A new website, http://qpp.cms.gov, is intended to help providers understand how to adhere to MACRA and find the best ways for them to participate. CMS is also rolling out a full-service center with email and phone response capabilities for those with additional questions. In addition, CMS is providing $100 million in technical assistance to clinicians participating in MIPS who are in small practices, rural areas, and in areas with a shortage of health professionals.


It is not too late to put yourself on track to capture additional reimbursement in 2019. Here are four must-do actions if you want to get there.

1. Choose option No. 4 in pick your pace and report for all of 2017. Although flexible measures during 2017 allow for additional preparation time for some, the urgency remains high to understand MIPS requirements, set a strategy for reporting, and improve performance across all categories.

2. Start reporting.

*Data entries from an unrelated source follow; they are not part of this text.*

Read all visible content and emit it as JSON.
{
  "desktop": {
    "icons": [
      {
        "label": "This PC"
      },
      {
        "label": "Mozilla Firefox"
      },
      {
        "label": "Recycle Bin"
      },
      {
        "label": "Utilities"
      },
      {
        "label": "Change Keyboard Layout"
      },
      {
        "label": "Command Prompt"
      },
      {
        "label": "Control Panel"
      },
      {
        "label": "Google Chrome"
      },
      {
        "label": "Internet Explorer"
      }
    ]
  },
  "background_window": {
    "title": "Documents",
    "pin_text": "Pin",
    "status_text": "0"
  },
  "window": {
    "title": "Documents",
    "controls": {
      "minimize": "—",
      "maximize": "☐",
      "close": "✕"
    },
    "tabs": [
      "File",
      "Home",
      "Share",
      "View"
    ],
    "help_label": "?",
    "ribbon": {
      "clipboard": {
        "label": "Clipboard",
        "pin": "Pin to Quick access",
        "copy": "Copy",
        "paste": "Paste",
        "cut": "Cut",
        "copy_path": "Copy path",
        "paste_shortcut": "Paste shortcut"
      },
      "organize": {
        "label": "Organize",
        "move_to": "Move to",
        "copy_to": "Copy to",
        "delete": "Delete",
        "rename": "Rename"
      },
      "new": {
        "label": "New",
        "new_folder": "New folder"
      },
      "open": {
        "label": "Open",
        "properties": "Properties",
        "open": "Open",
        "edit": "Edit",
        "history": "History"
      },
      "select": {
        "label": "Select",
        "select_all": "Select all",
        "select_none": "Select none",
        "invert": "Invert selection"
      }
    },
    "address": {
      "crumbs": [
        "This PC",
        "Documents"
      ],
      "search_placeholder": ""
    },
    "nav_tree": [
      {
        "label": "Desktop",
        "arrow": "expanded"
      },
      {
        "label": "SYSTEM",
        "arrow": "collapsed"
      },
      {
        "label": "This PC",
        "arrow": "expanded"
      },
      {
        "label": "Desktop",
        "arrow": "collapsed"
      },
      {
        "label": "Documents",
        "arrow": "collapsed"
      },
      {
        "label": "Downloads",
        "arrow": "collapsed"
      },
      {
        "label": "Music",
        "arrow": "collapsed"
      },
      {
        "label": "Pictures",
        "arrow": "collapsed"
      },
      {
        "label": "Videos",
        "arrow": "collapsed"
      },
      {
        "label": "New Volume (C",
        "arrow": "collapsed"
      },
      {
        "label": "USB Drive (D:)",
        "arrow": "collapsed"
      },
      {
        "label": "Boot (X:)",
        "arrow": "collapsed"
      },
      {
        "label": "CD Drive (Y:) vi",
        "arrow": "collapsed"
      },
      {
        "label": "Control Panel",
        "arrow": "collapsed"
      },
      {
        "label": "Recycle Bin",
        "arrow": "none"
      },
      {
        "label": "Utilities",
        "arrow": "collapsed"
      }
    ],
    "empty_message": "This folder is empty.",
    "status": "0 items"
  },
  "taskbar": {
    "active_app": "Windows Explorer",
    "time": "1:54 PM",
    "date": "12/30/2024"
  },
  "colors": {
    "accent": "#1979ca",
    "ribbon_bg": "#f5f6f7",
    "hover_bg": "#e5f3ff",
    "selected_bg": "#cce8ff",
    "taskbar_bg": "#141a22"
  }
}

If you haven’t reported data on quality measures through PQRS or as part of meaningful use, get started now. Negative payment adjustments for not reporting will otherwise affect your payments in 2019.

3. Check your progress. Access your quality and resource use report, which will help you understand your performance in terms of cost and quality so you can prioritize potential areas for improvement.

4. Implement a certified electronic health record (EHR). A certified EHR can help providers fulfill reporting requirements with much less effort. EHRs can provide summaries of quality measure progress and can generate the documentation required for attestation. In fact, the government says it’s moving to align the measurement of certified EHR technology with the improvement activities. Be sure to select a provider that has a high attestation rate for meaningful use.

1. Department of Health & Human Services. HHS finalizes streamlined Medicare payment system that rewards clinicians for quality patient care. http://www.hhs.gov/about/news/2016/10/14/hhs-finalizes-streamlined-medicare-payment-system-rewards-clinicians-quality-patient-care.html. Updated October 14, 2016. Accessed November 11, 2016.

2. Daly R. Only 20 percent of physicians familiar with MACRA: survey. September 22, 2016. https://www.hfma.org/Content.aspx?id=50148. Accessed November 11, 2016.

3. Lowes R. Final MACRA regs bump more than half of clinicians out of MIPS. October 14, 2016. http://www.medscape.com/viewarticle/870301#vp_1. Accessed November 12, 2016.

4. Marron-Sterns M. MACRA, MIPS, and advanced APMs: time to prepare. June 2, 2016. http://journal.ahima.org/2016/06/02/macra-mips-and-advanced-apms-time-to-prepare/. Accessed November 12, 2016.

5. Cohen J, Crane T. CMS releases MACRA final rule, easing 2017 reporting requirements. October 18, 2016. https://www.healthlawpolicymatters.com/2016/10/18/cms-releases-macra-final-rule-easing-2017-reporting-requirements/. Accessed November 15, 2016.

6. Centers for Medicare & Medicaid Services. The Medicare Access & CHIP Reauthorization Act of 2015 path to value. https://www.cms.gov/Medicare/Quality-Initiatives-Patient-Assessment-Instruments/Value-Based-Programs/MACRA-MIPS-and-APMs/MACRA-LAN-PPT.pdf. Accessed November 20, 2016.

7. Preece L. 10 things to know about MIPS today. November 16, 2016. https://www.wellcentive.com/blog/10-things-to-know-about-mips-today/. Accessed November 26, 2016.

8. Patel K, Adler L, Darling M, et al. How the money flows under MACRA. http://healthpolicy.usc.edu/How_the_Money_Flows_Under_MACRA.aspx. Accessed November 26, 2016.

Larry Sobal, MBA, MHA, CMPE
Executive Vice President of Business Development
Neptune Beach, Florida
Disclosures: None.

Nicole Knight, LPN, CPC, CCS-P
Director, Revenue Cycle Solutions
MedAxiom Consulting
Neptune Beach, Florida
Disclosures: None.